Packers OLB Lukas Van Ness making strides but room for growth with nuances of position

Green Bay Packers edge rusher and first-round pick Lukas Van Ness has made progress this season, but he still has a way to go in his development as he continues to learn and perfect the nuances that come with playing this position.

“Is Lukas coming along? Absolutely he is,” said OLB coach Jason Rebrovich on Wednesday.

From a snap count standpoint, Van Ness has been the fourth man in the Packers regular four-man edge rusher rotation this season, playing 104 snaps against the run and 100 as a pass rusher. With those pass rush opportunities, there have been flashes, but as is the case for many young players, consistency eludes Van Ness. He has currently logged seven pressures, including one sack through nine games, and ranks 82nd out of 112 eligible edge rushers in PFF’s pass-rush win rate metric.

“Like we said from day one,” added Rebrovich, “he’s a freak of a nature kid. He comes in here and works everyday. He wants to work. He wants to get better. So all of those things are taking the right steps. He has the right mentality. The process of things, he’s developing through his first year in the NFL for longevity of time. It’s coming through this process that he’s continuing to get better.”

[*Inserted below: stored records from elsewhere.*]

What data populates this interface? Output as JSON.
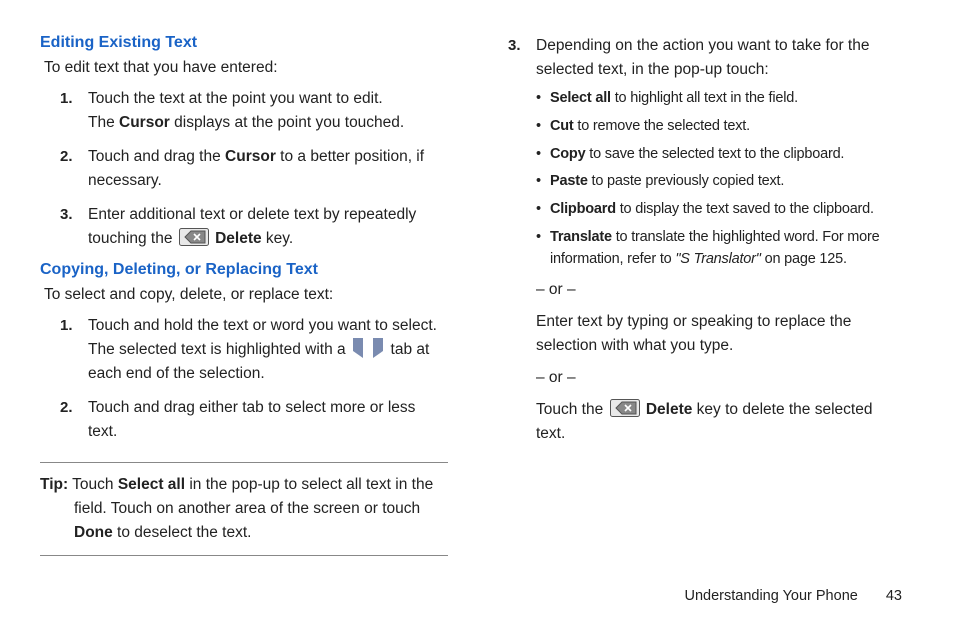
{
  "left": {
    "section1_title": "Editing Existing Text",
    "section1_intro": "To edit text that you have entered:",
    "s1_step1a": "Touch the text at the point you want to edit.",
    "s1_step1b_pre": "The ",
    "s1_step1b_bold": "Cursor",
    "s1_step1b_post": " displays at the point you touched.",
    "s1_step2_pre": "Touch and drag the ",
    "s1_step2_bold": "Cursor",
    "s1_step2_post": " to a better position, if necessary.",
    "s1_step3_pre": "Enter additional text or delete text by repeatedly touching the ",
    "s1_step3_bold": " Delete",
    "s1_step3_post": " key.",
    "section2_title": "Copying, Deleting, or Replacing Text",
    "section2_intro": "To select and copy, delete, or replace text:",
    "s2_step1a": "Touch and hold the text or word you want to select.",
    "s2_step1b_pre": "The selected text is highlighted with a ",
    "s2_step1b_post": " tab at each end of the selection.",
    "s2_step2": "Touch and drag either tab to select more or less text.",
    "tip_label": "Tip:",
    "tip_pre": " Touch ",
    "tip_bold1": "Select all",
    "tip_mid": " in the pop-up to select all text in the field. Touch on another area of the screen or touch ",
    "tip_bold2": "Done",
    "tip_post": " to deselect the text."
  },
  "right": {
    "step3_n": "3.",
    "step3_intro": "Depending on the action you want to take for the selected text, in the pop-up touch:",
    "opts": [
      {
        "b": "Select all",
        "t": " to highlight all text in the field."
      },
      {
        "b": "Cut",
        "t": " to remove the selected text."
      },
      {
        "b": "Copy",
        "t": " to save the selected text to the clipboard."
      },
      {
        "b": "Paste",
        "t": " to paste previously copied text."
      },
      {
        "b": "Clipboard",
        "t": " to display the text saved to the clipboard."
      },
      {
        "b": "Translate",
        "t": " to translate the highlighted word. For more information, refer to ",
        "it": "\"S Translator\"",
        "t2": " on page 125."
      }
    ],
    "or": "– or –",
    "para1": "Enter text by typing or speaking to replace the selection with what you type.",
    "final_pre": "Touch the ",
    "final_bold": " Delete",
    "final_post": " key to delete the selected text."
  },
  "footer": {
    "title": "Understanding Your Phone",
    "page": "43"
  },
  "numbers": {
    "n1": "1.",
    "n2": "2.",
    "n3": "3."
  }
}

Van Ness has seen the majority of his playing time come on early downs this season. He’s progressed as a run defender as the year has gone on and is currently ranked 44th out of 108 edge rushers in run stop rate. However, the decision to play him more so on first and second downs also has to do with who his running mates are. On those third down, or more obvious passing situations, Preston Smith and Rashan Gary are better equipped to get after the quarterback.

There are a lot of nuances that come with being an edge rusher, beyond just going from point A to point B as quickly and as disruptively as possible. In the grand scheme of it all, Van Ness is still relatively new to this position, beginning his career at Iowa as a interior defensive lineman and playing fewer than 300 collegiate snaps lined up as a true edge rusher.

“The equation is that we feel there are other guys who can rush a little bit more and understand,” Rebrovich said. “Each week, 70 vs. 79, 77 vs. 70. There’s some ideas of how we want to rush these guys. It’s introducing Lukas to understanding how to rush these guys from week to week to week.

“That’s what we have to do as coaches, develop that throughout the week so he can understand, yep, I’ve got to work this move on this side at third-and-seven versus third-and-four. I’ve got to work this move on this side as opposed to third-and-six versus third-and-15. There’s all those little intricacies that go into it that has that process to understand.”

With his size, speed, and athleticism, Van Ness has disruptive traits that give him a high-floor as a player. However, right now it’s about marrying those abilities with the learned nuances of playing the position, and Green Bay’s defensive scheme. The Packers have dialed up a lot of stunts for Van Ness – nearly 50 percent of his pass rush attempts – to help give him a free run at the quarterback. But as Ben Fennell summed up well recently, we still haven’t seen that one go-to trait show up consistently. That one element of his game that he can lean on while developing the other aspects.

Part of Van Ness’ continued growth will be having a pass rush plan of attack on each rep, along with developing that secondary pass rush move, so when the speed or power rush doesn’t work, he can counter the offensive tackle so that he isn’t immediately eliminated from the play.

This was a draft pick – in a way similar to the Rashan Gary selection in 2019 – that the Packers knew would take time to develop. Van Ness is still a young player and one that is still relatively inexperienced at his position. Van Ness has made strides this season, but there is still plenty of room to grow. He has the physical tools and capability, now it’s about putting all of those pieces together with the other aspects of playing edge rusher and continuing to build over the Packers final eight games.

“The kid came in,” said Rebrovich, “and we all know the numbers he ran, he’s a freak of nature, for lack of a better way to say. But luckily for us he’s on our team. Another work ethic guy. You want to talk about effort? That’s what turned this guy into, and hopefully continue to grow into that next step, that next level that we are all striving for.”

Story originally appeared on Packers Wire